IT IS difficult to imagine anything worse than the loss of one’s mobility.

Of course, it happens gradually for many people as they become infirm through old age or illness.

But sometimes the transformation from active individual to wheelchair-bound invalid is so sudden, it can be utterly devastating.

This is what happened to 27-year-old Will Clark from Grasmere. One moment he was cycling along a Lake District road and the next he was lying prone on the tarmac - the top of his spinal cord severed.

Will is now facing his life-changing injuries with tremendous courage.

For a young man who ran and cycled over the fells daily and who loved ski-ing and the adventure of world travel, he now has to come to terms with a totally different life with many new and difficult challenges.

It’s hard to imagine that his situation could have been much worse, but his mother Angela Clark is keen to point out one positive - Will was wearing a helmet when he had his accident. Otherwise, the damage to his head might have been much more severe or even fatal.

As it is, Will has to now try to build a new life around his immobility.

The Will Clark Fund, set up by the Grasmere community, will help adapt Will’s parents’ home to suit his special needs and to provide help beyond that provided by welfare support. But Will’s ultimate desire is to be able to once again roam freely among the fells he loves.

This is why The Westmorland Gazette has this week launched a Wheels for Will campaign to raise £25,000 to buy him a specially-adapted, rough terrain quad bike.

As well as enabling him to regain some of the freedom he once enjoyed, it will, according to his spinal injuries consultant, add significantly to his sense of wellbeing.

It is a sad irony that at the time of his accident Will was selflessly raising money for a cystic fibrosis charity.
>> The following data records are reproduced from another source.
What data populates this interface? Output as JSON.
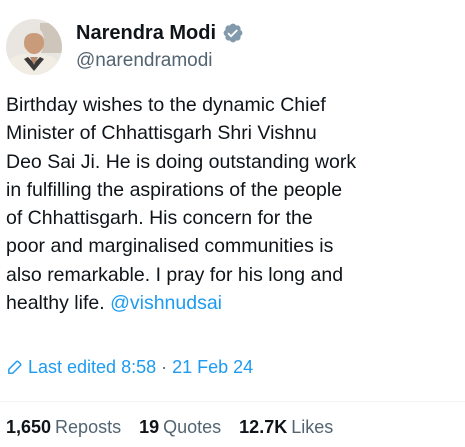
{
  "author": {
    "display_name": "Narendra Modi",
    "handle": "@narendramodi",
    "verified": true,
    "avatar": "profile-photo"
  },
  "tweet": {
    "text": "Birthday wishes to the dynamic Chief\nMinister of Chhattisgarh Shri Vishnu\nDeo Sai Ji. He is doing outstanding work\nin fulfilling the aspirations of the people\nof Chhattisgarh. His concern for the\npoor and marginalised communities is\nalso remarkable. I pray for his long and\nhealthy life. ",
    "mention": "@vishnudsai"
  },
  "edited": {
    "label": "Last edited 8:58",
    "separator": "·",
    "date": "21 Feb 24",
    "icon": "pencil-icon"
  },
  "stats": [
    {
      "count": "1,650",
      "label": "Reposts"
    },
    {
      "count": "19",
      "label": "Quotes"
    },
    {
      "count": "12.7K",
      "label": "Likes"
    }
  ],
  "colors": {
    "link": "#1d9bf0",
    "text": "#0f1419",
    "secondary": "#536471",
    "verified_badge": "#829aab"
  }
}
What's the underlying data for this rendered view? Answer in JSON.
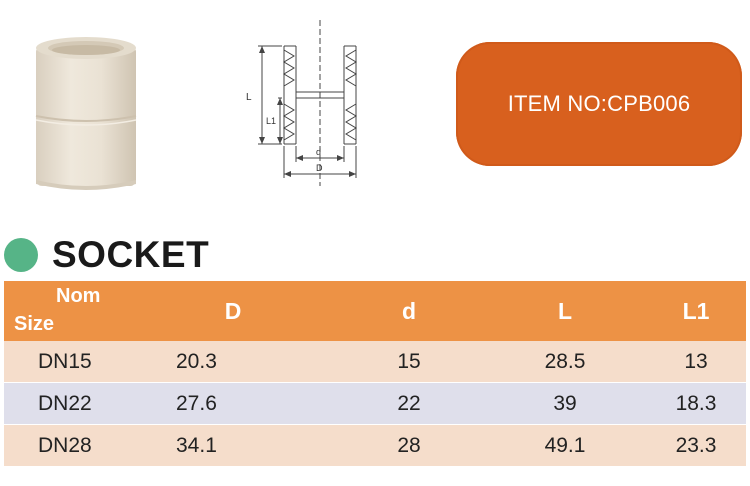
{
  "item_badge": {
    "text": "ITEM NO:CPB006",
    "color": "#d8601e"
  },
  "drawing_labels": {
    "length": "L",
    "socket_depth": "L1",
    "inner_diameter": "d",
    "outer_diameter": "D"
  },
  "section": {
    "title": "SOCKET",
    "bullet_color": "#56b487"
  },
  "table": {
    "header": {
      "nom": "Nom",
      "size": "Size",
      "columns": [
        "D",
        "d",
        "L",
        "L1"
      ]
    },
    "header_color": "#ed9245",
    "rows": [
      {
        "size": "DN15",
        "D": "20.3",
        "d": "15",
        "L": "28.5",
        "L1": "13"
      },
      {
        "size": "DN22",
        "D": "27.6",
        "d": "22",
        "L": "39",
        "L1": "18.3"
      },
      {
        "size": "DN28",
        "D": "34.1",
        "d": "28",
        "L": "49.1",
        "L1": "23.3"
      }
    ]
  }
}
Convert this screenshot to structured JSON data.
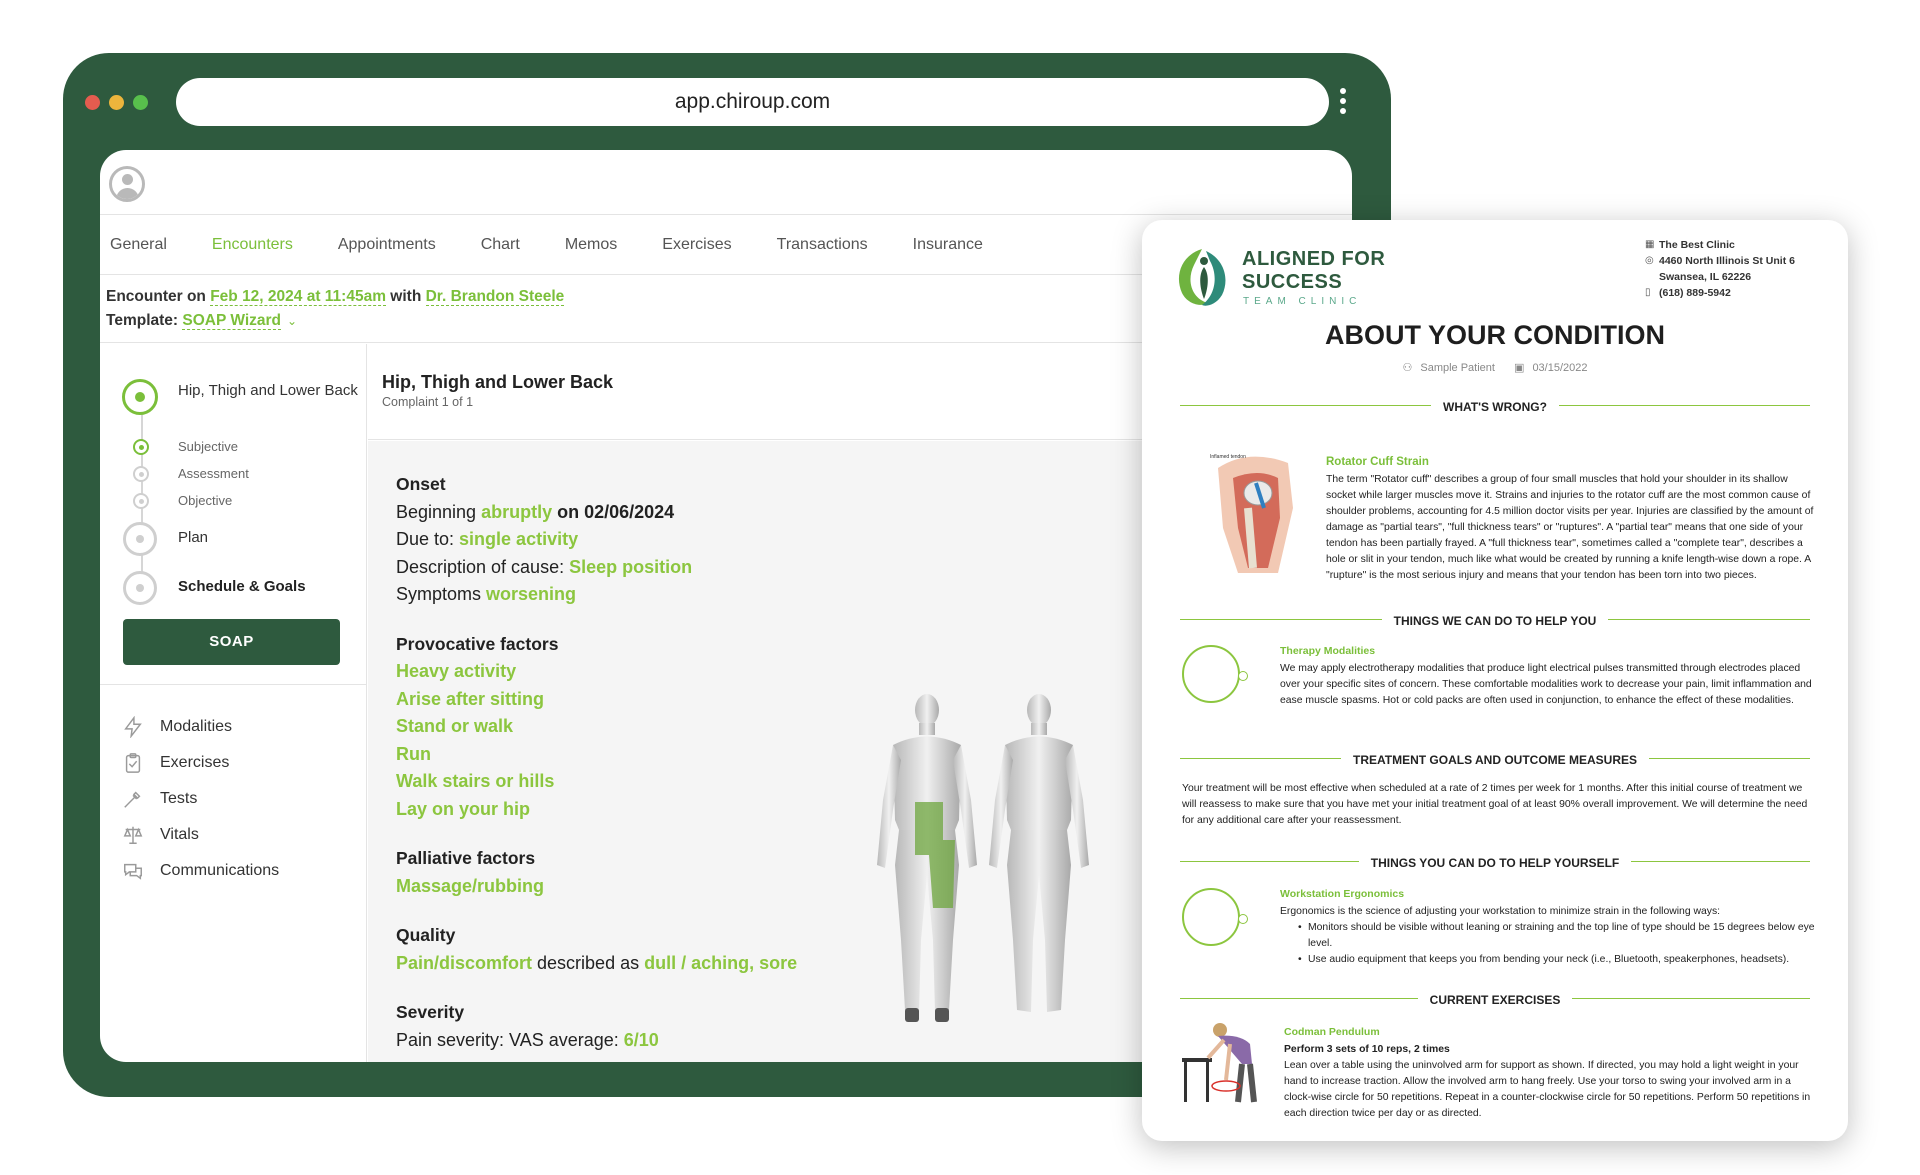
{
  "browser": {
    "url": "app.chiroup.com"
  },
  "tabs": [
    "General",
    "Encounters",
    "Appointments",
    "Chart",
    "Memos",
    "Exercises",
    "Transactions",
    "Insurance"
  ],
  "encounter": {
    "prefix": "Encounter on ",
    "date": "Feb 12, 2024 at 11:45am",
    "with": " with ",
    "provider": "Dr. Brandon Steele",
    "template_label": "Template: ",
    "template_value": "SOAP Wizard"
  },
  "sidebar": {
    "complaint": "Hip, Thigh and Lower Back",
    "sub_steps": [
      "Subjective",
      "Assessment",
      "Objective"
    ],
    "plan": "Plan",
    "schedule": "Schedule & Goals",
    "soap_button": "SOAP",
    "tools": [
      "Modalities",
      "Exercises",
      "Tests",
      "Vitals",
      "Communications"
    ]
  },
  "complaint_header": {
    "title": "Hip, Thigh and Lower Back",
    "subtitle": "Complaint 1 of 1"
  },
  "details": {
    "onset": {
      "title": "Onset",
      "beginning_label": "Beginning ",
      "beginning_value": "abruptly",
      "beginning_date": " on 02/06/2024",
      "due_label": "Due to: ",
      "due_value": "single activity",
      "cause_label": "Description of cause: ",
      "cause_value": "Sleep position",
      "symptoms_label": "Symptoms ",
      "symptoms_value": "worsening"
    },
    "provocative": {
      "title": "Provocative factors",
      "items": [
        "Heavy activity",
        "Arise after sitting",
        "Stand or walk",
        "Run",
        "Walk stairs or hills",
        "Lay on your hip"
      ]
    },
    "palliative": {
      "title": "Palliative factors",
      "items": [
        "Massage/rubbing"
      ]
    },
    "quality": {
      "title": "Quality",
      "value1": "Pain/discomfort",
      "mid": " described as ",
      "value2": "dull / aching, sore"
    },
    "severity": {
      "title": "Severity",
      "label": "Pain severity: VAS average: ",
      "value": "6/10"
    }
  },
  "handout": {
    "logo_title": "ALIGNED FOR SUCCESS",
    "logo_sub": "TEAM CLINIC",
    "clinic_name": "The Best Clinic",
    "clinic_address1": "4460 North Illinois St Unit 6",
    "clinic_address2": "Swansea, IL 62226",
    "clinic_phone": "(618) 889-5942",
    "title": "ABOUT YOUR CONDITION",
    "patient": "Sample Patient",
    "date": "03/15/2022",
    "sections": {
      "whats_wrong": "WHAT'S WRONG?",
      "we_can_do": "THINGS WE CAN DO TO HELP YOU",
      "goals": "TREATMENT GOALS AND OUTCOME MEASURES",
      "you_can_do": "THINGS YOU CAN DO TO HELP YOURSELF",
      "exercises": "CURRENT EXERCISES"
    },
    "condition": {
      "title": "Rotator Cuff Strain",
      "image_label": "Inflamed tendon",
      "text": "The term \"Rotator cuff\" describes a group of four small muscles that hold your shoulder in its shallow socket while larger muscles move it. Strains and injuries to the rotator cuff are the most common cause of shoulder problems, accounting for 4.5 million doctor visits per year. Injuries are classified by the amount of damage as \"partial tears\", \"full thickness tears\" or \"ruptures\". A \"partial tear\" means that one side of your tendon has been partially frayed. A \"full thickness tear\", sometimes called a \"complete tear\", describes a hole or slit in your tendon, much like what would be created by running a knife length-wise down a rope. A \"rupture\" is the most serious injury and means that your tendon has been torn into two pieces."
    },
    "therapy": {
      "title": "Therapy Modalities",
      "text": "We may apply electrotherapy modalities that produce light electrical pulses transmitted through electrodes placed over your specific sites of concern. These comfortable modalities work to decrease your pain, limit inflammation and ease muscle spasms. Hot or cold packs are often used in conjunction, to enhance the effect of these modalities."
    },
    "goals_text": "Your treatment will be most effective when scheduled at a rate of 2 times per week for 1 months. After this initial course of treatment we will reassess to make sure that you have met your initial treatment goal of at least 90% overall improvement. We will determine the need for any additional care after your reassessment.",
    "ergonomics": {
      "title": "Workstation Ergonomics",
      "text": "Ergonomics is the science of adjusting your workstation to minimize strain in the following ways:",
      "bullets": [
        "Monitors should be visible without leaning or straining and the top line of type should be 15 degrees below eye level.",
        "Use audio equipment that keeps you from bending your neck (i.e., Bluetooth, speakerphones, headsets)."
      ]
    },
    "exercise": {
      "title": "Codman Pendulum",
      "dosage": "Perform 3 sets of 10 reps, 2 times",
      "text": "Lean over a table using the uninvolved arm for support as shown. If directed, you may hold a light weight in your hand to increase traction. Allow the involved arm to hang freely. Use your torso to swing your involved arm in a clock-wise circle for 50 repetitions. Repeat in a counter-clockwise circle for 50 repetitions. Perform 50 repetitions in each direction twice per day or as directed."
    }
  }
}
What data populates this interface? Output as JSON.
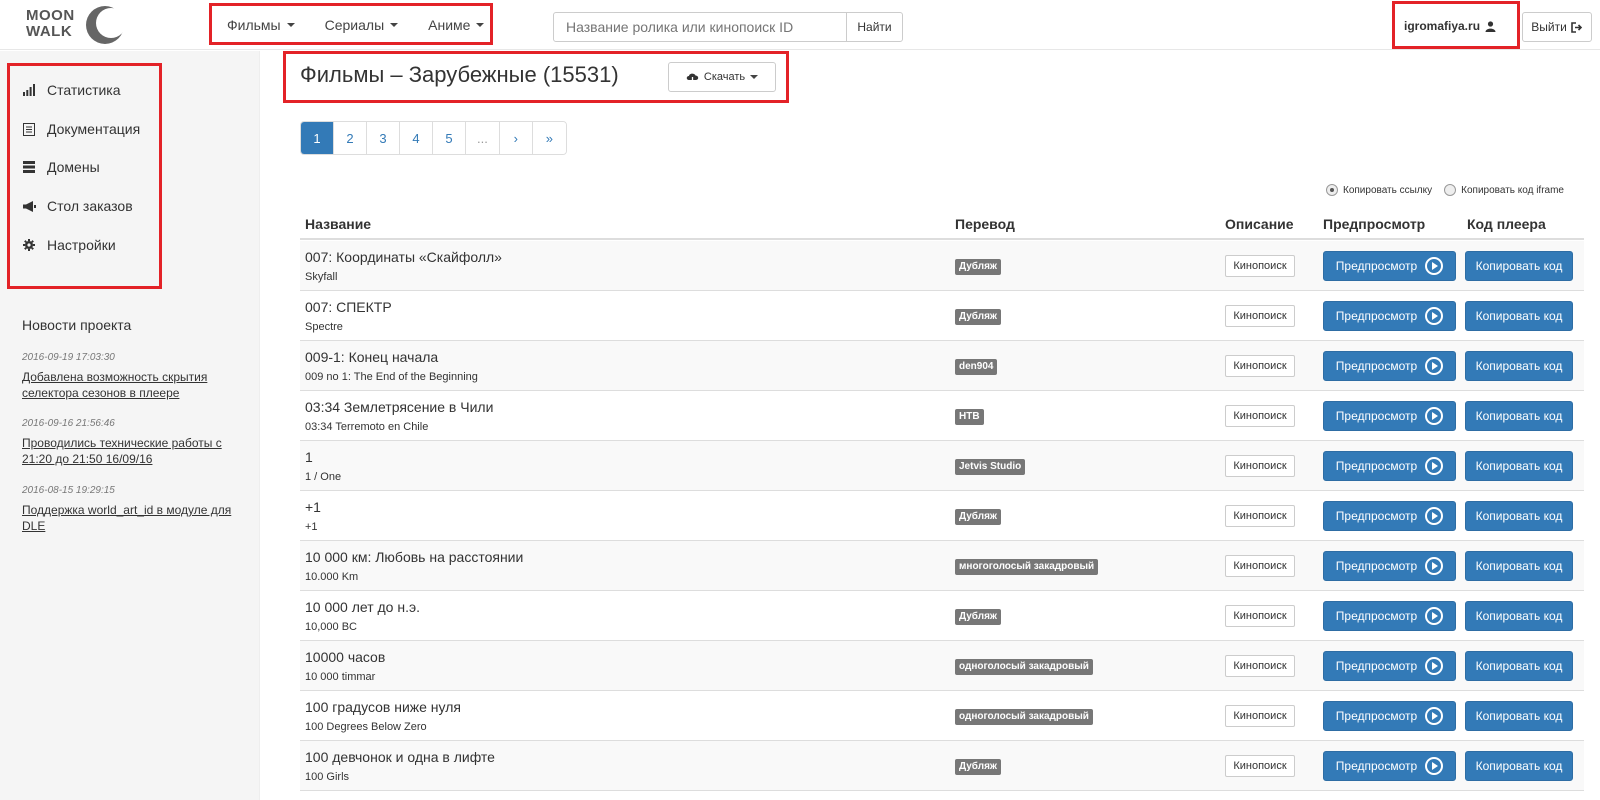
{
  "brand": {
    "logo_line1": "MOON",
    "logo_line2": "WALK"
  },
  "nav": {
    "menu": [
      {
        "label": "Фильмы"
      },
      {
        "label": "Сериалы"
      },
      {
        "label": "Аниме"
      }
    ],
    "search_placeholder": "Название ролика или кинопоиск ID",
    "search_button": "Найти",
    "user": "igromafiya.ru",
    "logout": "Выйти"
  },
  "sidebar": {
    "items": [
      {
        "label": "Статистика",
        "icon": "bar-chart-icon"
      },
      {
        "label": "Документация",
        "icon": "document-icon"
      },
      {
        "label": "Домены",
        "icon": "server-icon"
      },
      {
        "label": "Стол заказов",
        "icon": "megaphone-icon"
      },
      {
        "label": "Настройки",
        "icon": "gear-icon"
      }
    ],
    "news_title": "Новости проекта",
    "news": [
      {
        "date": "2016-09-19 17:03:30",
        "text": "Добавлена возможность скрытия селектора сезонов в плеере"
      },
      {
        "date": "2016-09-16 21:56:46",
        "text": "Проводились технические работы с 21:20 до 21:50 16/09/16"
      },
      {
        "date": "2016-08-15 19:29:15",
        "text": "Поддержка world_art_id в модуле для DLE"
      }
    ]
  },
  "main": {
    "title": "Фильмы – Зарубежные (15531)",
    "download_button": "Скачать",
    "pagination": [
      "1",
      "2",
      "3",
      "4",
      "5",
      "...",
      "›",
      "»"
    ],
    "copy_options": {
      "link": "Копировать ссылку",
      "iframe": "Копировать код iframe",
      "selected": "link"
    },
    "columns": [
      "Название",
      "Перевод",
      "Описание",
      "Предпросмотр",
      "Код плеера"
    ],
    "kinopoisk_label": "Кинопоиск",
    "preview_label": "Предпросмотр",
    "copy_code_label": "Копировать код",
    "rows": [
      {
        "title": "007: Координаты «Скайфолл»",
        "original": "Skyfall",
        "translation": "Дубляж"
      },
      {
        "title": "007: СПЕКТР",
        "original": "Spectre",
        "translation": "Дубляж"
      },
      {
        "title": "009-1: Конец начала",
        "original": "009 no 1: The End of the Beginning",
        "translation": "den904"
      },
      {
        "title": "03:34 Землетрясение в Чили",
        "original": "03:34 Terremoto en Chile",
        "translation": "НТВ"
      },
      {
        "title": "1",
        "original": "1 / One",
        "translation": "Jetvis Studio"
      },
      {
        "title": "+1",
        "original": "+1",
        "translation": "Дубляж"
      },
      {
        "title": "10 000 км: Любовь на расстоянии",
        "original": "10.000 Km",
        "translation": "многоголосый закадровый"
      },
      {
        "title": "10 000 лет до н.э.",
        "original": "10,000 BC",
        "translation": "Дубляж"
      },
      {
        "title": "10000 часов",
        "original": "10 000 timmar",
        "translation": "одноголосый закадровый"
      },
      {
        "title": "100 градусов ниже нуля",
        "original": "100 Degrees Below Zero",
        "translation": "одноголосый закадровый"
      },
      {
        "title": "100 девчонок и одна в лифте",
        "original": "100 Girls",
        "translation": "Дубляж"
      }
    ]
  }
}
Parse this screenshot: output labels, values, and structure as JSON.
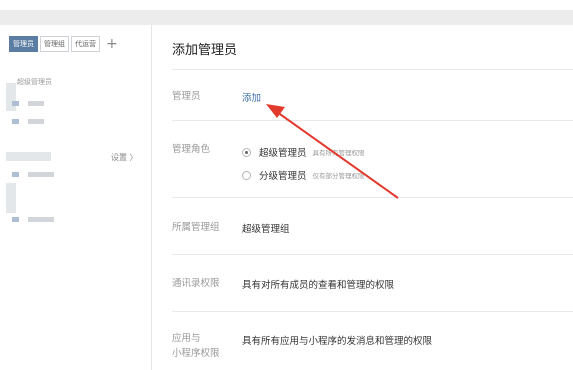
{
  "sidebar": {
    "tabs": [
      "管理员",
      "管理组",
      "代运营"
    ],
    "add_tab_symbol": "+",
    "group_title": "超级管理员",
    "settings_link": "设置 〉"
  },
  "main": {
    "title": "添加管理员",
    "admin_label": "管理员",
    "admin_add_link": "添加",
    "role_label": "管理角色",
    "role_options": [
      {
        "label": "超级管理员",
        "desc": "具有所有管理权限",
        "checked": true
      },
      {
        "label": "分级管理员",
        "desc": "仅有部分管理权限",
        "checked": false
      }
    ],
    "group_label": "所属管理组",
    "group_value": "超级管理组",
    "contacts_label": "通讯录权限",
    "contacts_value": "具有对所有成员的查看和管理的权限",
    "apps_label_line1": "应用与",
    "apps_label_line2": "小程序权限",
    "apps_value": "具有所有应用与小程序的发消息和管理的权限"
  },
  "colors": {
    "accent": "#3d6fa8",
    "active_tab": "#5b7da3",
    "arrow": "#e23a2c"
  }
}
The Wheels for Will campaign is an opportunity for society to give something back to him.

We would urge everyone to consider making a donation to the appeal.